[Component data from apps and pages]
● ● ● ●
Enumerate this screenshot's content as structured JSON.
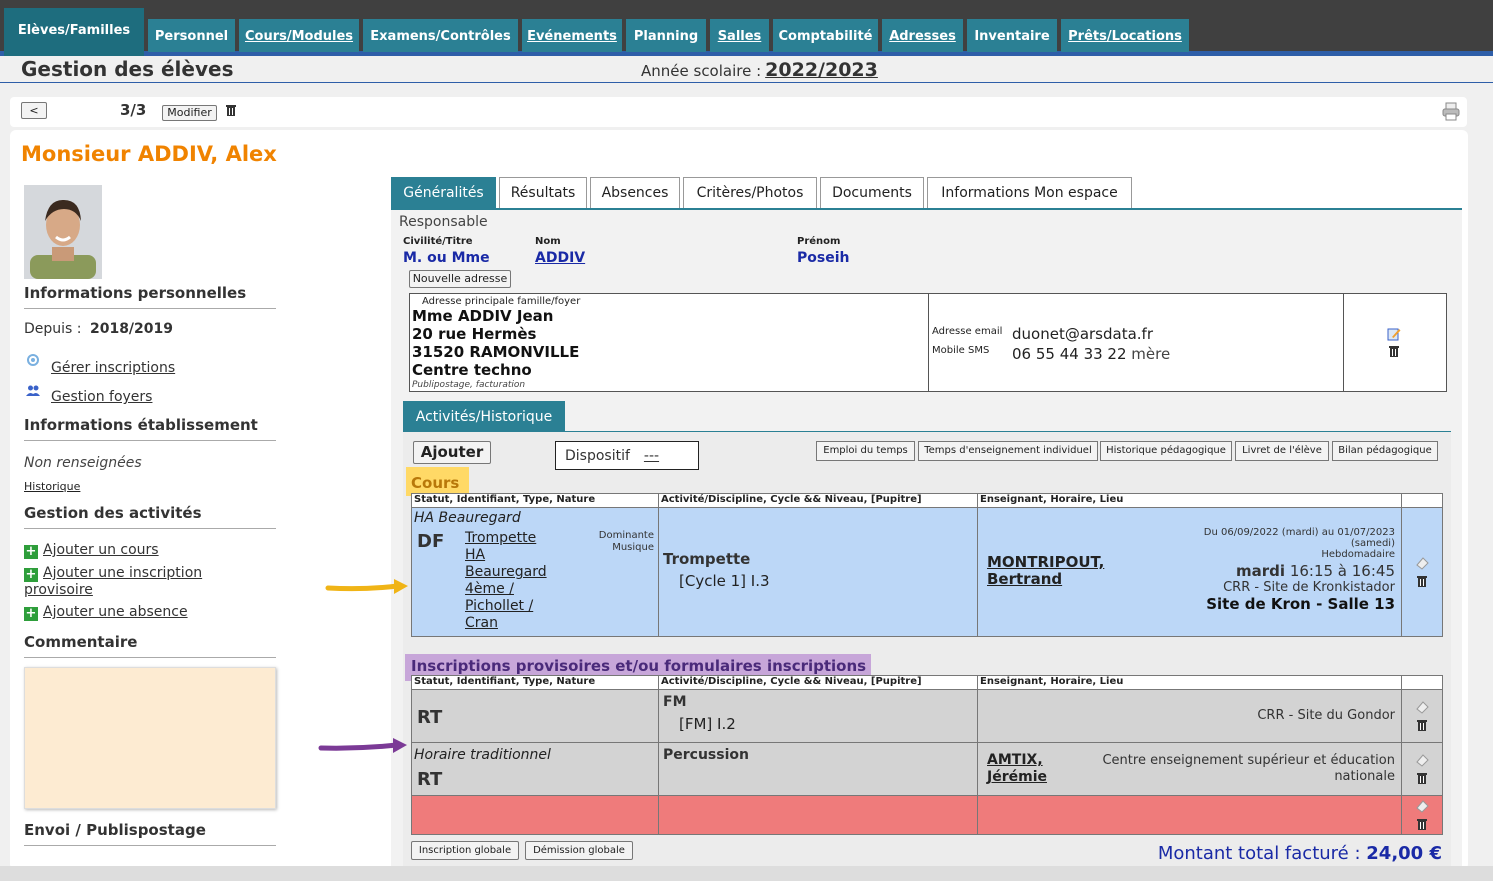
{
  "nav": {
    "tabs": [
      {
        "label": "Elèves/Familles"
      },
      {
        "label": "Personnel"
      },
      {
        "label": "Cours/Modules"
      },
      {
        "label": "Examens/Contrôles"
      },
      {
        "label": "Evénements"
      },
      {
        "label": "Planning"
      },
      {
        "label": "Salles"
      },
      {
        "label": "Comptabilité"
      },
      {
        "label": "Adresses"
      },
      {
        "label": "Inventaire"
      },
      {
        "label": "Prêts/Locations"
      }
    ]
  },
  "header": {
    "title": "Gestion des élèves",
    "annee_label": "Année scolaire :",
    "annee_value": "2022/2023"
  },
  "record_nav": {
    "prev_label": "<",
    "counter": "3/3",
    "modify_label": "Modifier"
  },
  "student": {
    "name": "Monsieur  ADDIV, Alex"
  },
  "sidebar": {
    "info_perso": "Informations personnelles",
    "depuis_label": "Depuis :",
    "depuis_value": "2018/2019",
    "gerer_inscriptions": "Gérer inscriptions",
    "gestion_foyers": "Gestion foyers",
    "info_etab": "Informations établissement",
    "non_renseignees": "Non renseignées",
    "historique": "Historique",
    "gestion_activites": "Gestion des activités",
    "ajouter_cours": "Ajouter un cours",
    "ajouter_inscription": "Ajouter une inscription provisoire",
    "ajouter_absence": "Ajouter une absence",
    "commentaire": "Commentaire",
    "envoi": "Envoi / Publispostage"
  },
  "tabs": [
    "Généralités",
    "Résultats",
    "Absences",
    "Critères/Photos",
    "Documents",
    "Informations Mon espace"
  ],
  "responsable": {
    "title": "Responsable",
    "civilite_label": "Civilité/Titre",
    "civilite_value": "M. ou Mme",
    "nom_label": "Nom",
    "nom_value": "ADDIV",
    "prenom_label": "Prénom",
    "prenom_value": "Poseih",
    "nouvelle_adresse": "Nouvelle adresse"
  },
  "address": {
    "label": "Adresse principale famille/foyer",
    "lines": [
      "Mme ADDIV Jean",
      "20 rue Hermès",
      "31520 RAMONVILLE",
      "Centre techno"
    ],
    "note": "Publipostage, facturation",
    "email_label": "Adresse email",
    "email_value": "duonet@arsdata.fr",
    "sms_label": "Mobile SMS",
    "sms_value": "06 55 44 33 22",
    "sms_suffix": "mère"
  },
  "activities": {
    "tab": "Activités/Historique",
    "ajouter": "Ajouter",
    "dispositif_label": "Dispositif",
    "dispositif_value": "---",
    "buttons": [
      "Emploi du temps",
      "Temps d'enseignement individuel",
      "Historique pédagogique",
      "Livret de l'élève",
      "Bilan pédagogique"
    ],
    "cours_title": "Cours",
    "col1": "Statut, Identifiant, Type, Nature",
    "col2": "Activité/Discipline, Cycle && Niveau, [Pupitre]",
    "col3": "Enseignant, Horaire, Lieu",
    "cours": {
      "group": "HA Beauregard",
      "status": "DF",
      "links": [
        "Trompette",
        "HA",
        "Beauregard",
        "4ème /",
        "Pichollet /",
        "Cran"
      ],
      "dominante": "Dominante",
      "musique": "Musique",
      "discipline": "Trompette",
      "niveau": "[Cycle 1] I.3",
      "teacher1": "MONTRIPOUT,",
      "teacher2": "Bertrand",
      "dates": "Du 06/09/2022 (mardi) au 01/07/2023",
      "dates2": "(samedi)",
      "freq": "Hebdomadaire",
      "jour": "mardi",
      "heure": "16:15 à 16:45",
      "site": "CRR - Site de Kronkistador",
      "salle": "Site de Kron - Salle 13"
    },
    "insc_title": "Inscriptions provisoires et/ou formulaires inscriptions",
    "insc": [
      {
        "type": "",
        "status": "RT",
        "disc": "FM",
        "niveau": "[FM] I.2",
        "t1": "",
        "t2": "",
        "lieu": "CRR - Site du Gondor"
      },
      {
        "type": "Horaire traditionnel",
        "status": "RT",
        "disc": "Percussion",
        "niveau": "",
        "t1": "AMTIX,",
        "t2": "Jérémie",
        "lieu": "Centre enseignement supérieur et éducation",
        "lieu2": "nationale"
      }
    ],
    "inscription_globale": "Inscription globale",
    "demission_globale": "Démission globale",
    "total_label": "Montant total facturé :",
    "total_value": "24,00 €"
  },
  "colors": {
    "tab": "#2b8094",
    "orange": "#f08300",
    "blue_row": "#bcd7f7",
    "red_row": "#ef7b7b",
    "yellow_arrow": "#f0b416",
    "purple_arrow": "#7b3a96"
  }
}
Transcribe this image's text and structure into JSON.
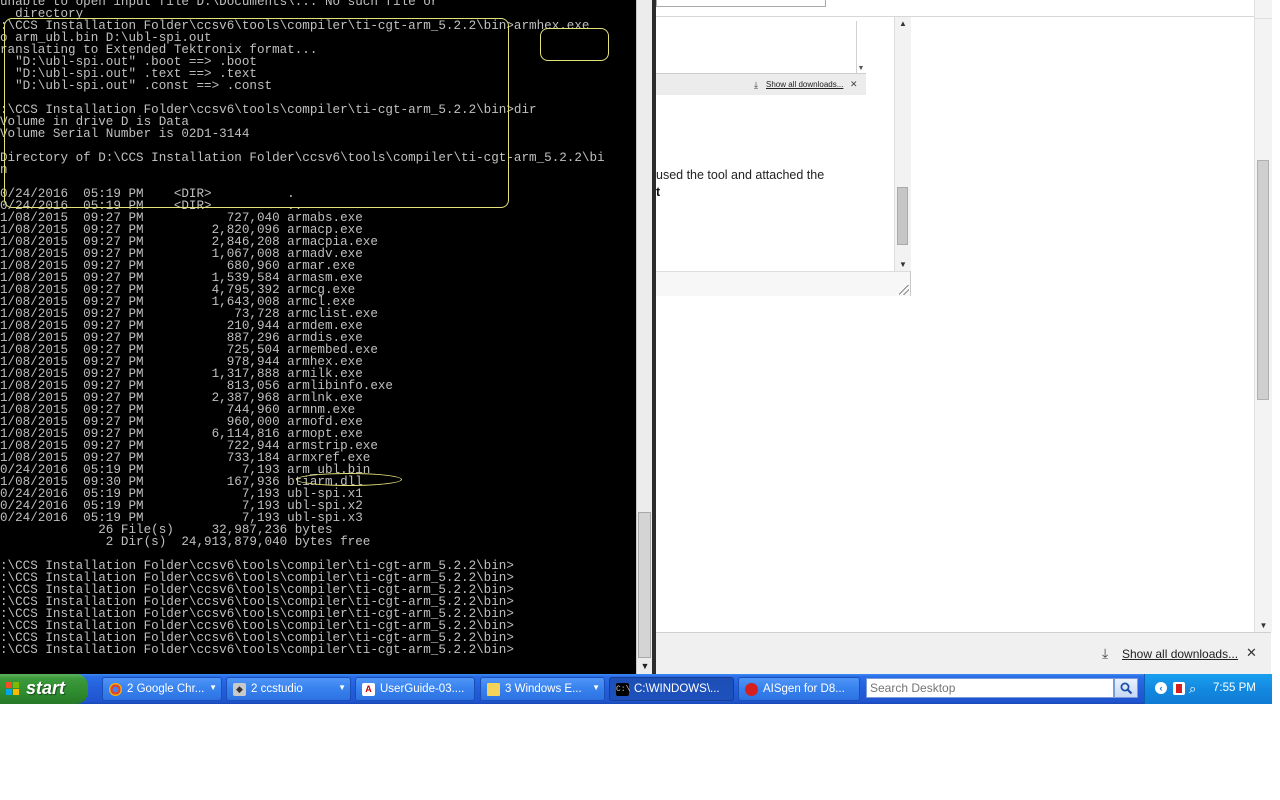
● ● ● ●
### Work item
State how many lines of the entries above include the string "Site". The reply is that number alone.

### Task solution
3